[Supplied records Boundary: Start]
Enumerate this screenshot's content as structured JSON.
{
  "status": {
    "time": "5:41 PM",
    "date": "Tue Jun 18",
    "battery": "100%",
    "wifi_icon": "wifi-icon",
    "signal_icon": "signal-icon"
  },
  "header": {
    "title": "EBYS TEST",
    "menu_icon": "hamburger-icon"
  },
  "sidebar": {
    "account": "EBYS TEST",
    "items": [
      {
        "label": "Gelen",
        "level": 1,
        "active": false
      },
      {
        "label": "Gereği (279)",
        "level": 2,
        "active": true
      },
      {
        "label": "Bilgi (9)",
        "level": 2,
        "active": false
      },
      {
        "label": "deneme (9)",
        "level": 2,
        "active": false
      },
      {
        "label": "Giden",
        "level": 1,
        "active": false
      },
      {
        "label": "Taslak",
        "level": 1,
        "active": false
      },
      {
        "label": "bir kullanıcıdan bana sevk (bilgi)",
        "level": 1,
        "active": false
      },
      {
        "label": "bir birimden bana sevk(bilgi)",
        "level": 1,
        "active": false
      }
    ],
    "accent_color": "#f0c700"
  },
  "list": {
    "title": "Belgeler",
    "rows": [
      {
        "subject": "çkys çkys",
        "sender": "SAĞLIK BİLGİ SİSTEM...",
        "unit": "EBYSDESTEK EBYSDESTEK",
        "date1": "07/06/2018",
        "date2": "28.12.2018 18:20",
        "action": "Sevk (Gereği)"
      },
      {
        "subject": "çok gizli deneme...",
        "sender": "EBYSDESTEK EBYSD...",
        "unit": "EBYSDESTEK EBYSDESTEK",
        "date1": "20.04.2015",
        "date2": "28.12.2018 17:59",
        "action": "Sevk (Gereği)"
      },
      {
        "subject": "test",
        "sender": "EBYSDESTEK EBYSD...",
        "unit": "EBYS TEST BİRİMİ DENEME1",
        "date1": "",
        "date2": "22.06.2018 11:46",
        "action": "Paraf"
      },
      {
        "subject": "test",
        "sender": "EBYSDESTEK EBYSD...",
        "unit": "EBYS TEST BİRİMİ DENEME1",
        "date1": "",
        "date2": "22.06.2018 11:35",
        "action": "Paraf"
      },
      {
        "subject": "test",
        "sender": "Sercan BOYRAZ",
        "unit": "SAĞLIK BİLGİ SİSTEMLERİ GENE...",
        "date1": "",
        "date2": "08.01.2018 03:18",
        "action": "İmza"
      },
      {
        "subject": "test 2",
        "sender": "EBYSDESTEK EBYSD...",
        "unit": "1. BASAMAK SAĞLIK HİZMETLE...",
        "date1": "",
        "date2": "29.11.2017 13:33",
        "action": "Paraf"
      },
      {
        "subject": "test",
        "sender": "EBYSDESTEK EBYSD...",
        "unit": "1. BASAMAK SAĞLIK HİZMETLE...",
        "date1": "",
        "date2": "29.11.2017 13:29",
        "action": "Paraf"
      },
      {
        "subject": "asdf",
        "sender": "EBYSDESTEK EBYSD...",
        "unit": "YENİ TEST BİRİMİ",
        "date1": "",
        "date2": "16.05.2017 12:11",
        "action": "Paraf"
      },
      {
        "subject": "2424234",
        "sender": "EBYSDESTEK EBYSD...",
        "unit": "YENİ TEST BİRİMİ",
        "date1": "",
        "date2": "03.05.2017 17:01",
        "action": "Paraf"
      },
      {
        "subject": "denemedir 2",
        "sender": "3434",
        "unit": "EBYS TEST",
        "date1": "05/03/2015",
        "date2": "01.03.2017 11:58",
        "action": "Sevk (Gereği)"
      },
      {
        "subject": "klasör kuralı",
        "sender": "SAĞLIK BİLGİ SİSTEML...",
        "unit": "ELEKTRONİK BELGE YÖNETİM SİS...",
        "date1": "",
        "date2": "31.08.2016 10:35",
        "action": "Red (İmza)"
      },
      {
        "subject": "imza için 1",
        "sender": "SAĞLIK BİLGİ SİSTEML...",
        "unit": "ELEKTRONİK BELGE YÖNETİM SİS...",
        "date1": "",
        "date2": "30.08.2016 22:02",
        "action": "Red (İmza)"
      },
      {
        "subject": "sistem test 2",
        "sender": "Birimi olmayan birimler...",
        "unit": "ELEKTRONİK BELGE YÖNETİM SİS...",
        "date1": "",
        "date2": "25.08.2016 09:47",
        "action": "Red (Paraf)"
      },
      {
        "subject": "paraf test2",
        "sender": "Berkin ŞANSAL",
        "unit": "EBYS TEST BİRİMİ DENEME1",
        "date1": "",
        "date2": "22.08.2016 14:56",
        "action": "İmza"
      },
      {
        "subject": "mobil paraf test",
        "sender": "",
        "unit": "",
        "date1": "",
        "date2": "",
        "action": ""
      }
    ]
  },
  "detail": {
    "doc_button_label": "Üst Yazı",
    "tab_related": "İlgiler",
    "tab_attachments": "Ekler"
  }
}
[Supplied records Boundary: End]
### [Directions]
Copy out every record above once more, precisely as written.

### [Expected output]
Enumerate this screenshot's content as structured JSON.
{
  "status": {
    "time": "5:41 PM",
    "date": "Tue Jun 18",
    "battery": "100%",
    "wifi_icon": "wifi-icon",
    "signal_icon": "signal-icon"
  },
  "header": {
    "title": "EBYS TEST",
    "menu_icon": "hamburger-icon"
  },
  "sidebar": {
    "account": "EBYS TEST",
    "items": [
      {
        "label": "Gelen",
        "level": 1,
        "active": false
      },
      {
        "label": "Gereği (279)",
        "level": 2,
        "active": true
      },
      {
        "label": "Bilgi (9)",
        "level": 2,
        "active": false
      },
      {
        "label": "deneme (9)",
        "level": 2,
        "active": false
      },
      {
        "label": "Giden",
        "level": 1,
        "active": false
      },
      {
        "label": "Taslak",
        "level": 1,
        "active": false
      },
      {
        "label": "bir kullanıcıdan bana sevk (bilgi)",
        "level": 1,
        "active": false
      },
      {
        "label": "bir birimden bana sevk(bilgi)",
        "level": 1,
        "active": false
      }
    ],
    "accent_color": "#f0c700"
  },
  "list": {
    "title": "Belgeler",
    "rows": [
      {
        "subject": "çkys çkys",
        "sender": "SAĞLIK BİLGİ SİSTEM...",
        "unit": "EBYSDESTEK EBYSDESTEK",
        "date1": "07/06/2018",
        "date2": "28.12.2018 18:20",
        "action": "Sevk (Gereği)"
      },
      {
        "subject": "çok gizli deneme...",
        "sender": "EBYSDESTEK EBYSD...",
        "unit": "EBYSDESTEK EBYSDESTEK",
        "date1": "20.04.2015",
        "date2": "28.12.2018 17:59",
        "action": "Sevk (Gereği)"
      },
      {
        "subject": "test",
        "sender": "EBYSDESTEK EBYSD...",
        "unit": "EBYS TEST BİRİMİ DENEME1",
        "date1": "",
        "date2": "22.06.2018 11:46",
        "action": "Paraf"
      },
      {
        "subject": "test",
        "sender": "EBYSDESTEK EBYSD...",
        "unit": "EBYS TEST BİRİMİ DENEME1",
        "date1": "",
        "date2": "22.06.2018 11:35",
        "action": "Paraf"
      },
      {
        "subject": "test",
        "sender": "Sercan BOYRAZ",
        "unit": "SAĞLIK BİLGİ SİSTEMLERİ GENE...",
        "date1": "",
        "date2": "08.01.2018 03:18",
        "action": "İmza"
      },
      {
        "subject": "test 2",
        "sender": "EBYSDESTEK EBYSD...",
        "unit": "1. BASAMAK SAĞLIK HİZMETLE...",
        "date1": "",
        "date2": "29.11.2017 13:33",
        "action": "Paraf"
      },
      {
        "subject": "test",
        "sender": "EBYSDESTEK EBYSD...",
        "unit": "1. BASAMAK SAĞLIK HİZMETLE...",
        "date1": "",
        "date2": "29.11.2017 13:29",
        "action": "Paraf"
      },
      {
        "subject": "asdf",
        "sender": "EBYSDESTEK EBYSD...",
        "unit": "YENİ TEST BİRİMİ",
        "date1": "",
        "date2": "16.05.2017 12:11",
        "action": "Paraf"
      },
      {
        "subject": "2424234",
        "sender": "EBYSDESTEK EBYSD...",
        "unit": "YENİ TEST BİRİMİ",
        "date1": "",
        "date2": "03.05.2017 17:01",
        "action": "Paraf"
      },
      {
        "subject": "denemedir 2",
        "sender": "3434",
        "unit": "EBYS TEST",
        "date1": "05/03/2015",
        "date2": "01.03.2017 11:58",
        "action": "Sevk (Gereği)"
      },
      {
        "subject": "klasör kuralı",
        "sender": "SAĞLIK BİLGİ SİSTEML...",
        "unit": "ELEKTRONİK BELGE YÖNETİM SİS...",
        "date1": "",
        "date2": "31.08.2016 10:35",
        "action": "Red (İmza)"
      },
      {
        "subject": "imza için 1",
        "sender": "SAĞLIK BİLGİ SİSTEML...",
        "unit": "ELEKTRONİK BELGE YÖNETİM SİS...",
        "date1": "",
        "date2": "30.08.2016 22:02",
        "action": "Red (İmza)"
      },
      {
        "subject": "sistem test 2",
        "sender": "Birimi olmayan birimler...",
        "unit": "ELEKTRONİK BELGE YÖNETİM SİS...",
        "date1": "",
        "date2": "25.08.2016 09:47",
        "action": "Red (Paraf)"
      },
      {
        "subject": "paraf test2",
        "sender": "Berkin ŞANSAL",
        "unit": "EBYS TEST BİRİMİ DENEME1",
        "date1": "",
        "date2": "22.08.2016 14:56",
        "action": "İmza"
      },
      {
        "subject": "mobil paraf test",
        "sender": "",
        "unit": "",
        "date1": "",
        "date2": "",
        "action": ""
      }
    ]
  },
  "detail": {
    "doc_button_label": "Üst Yazı",
    "tab_related": "İlgiler",
    "tab_attachments": "Ekler"
  }
}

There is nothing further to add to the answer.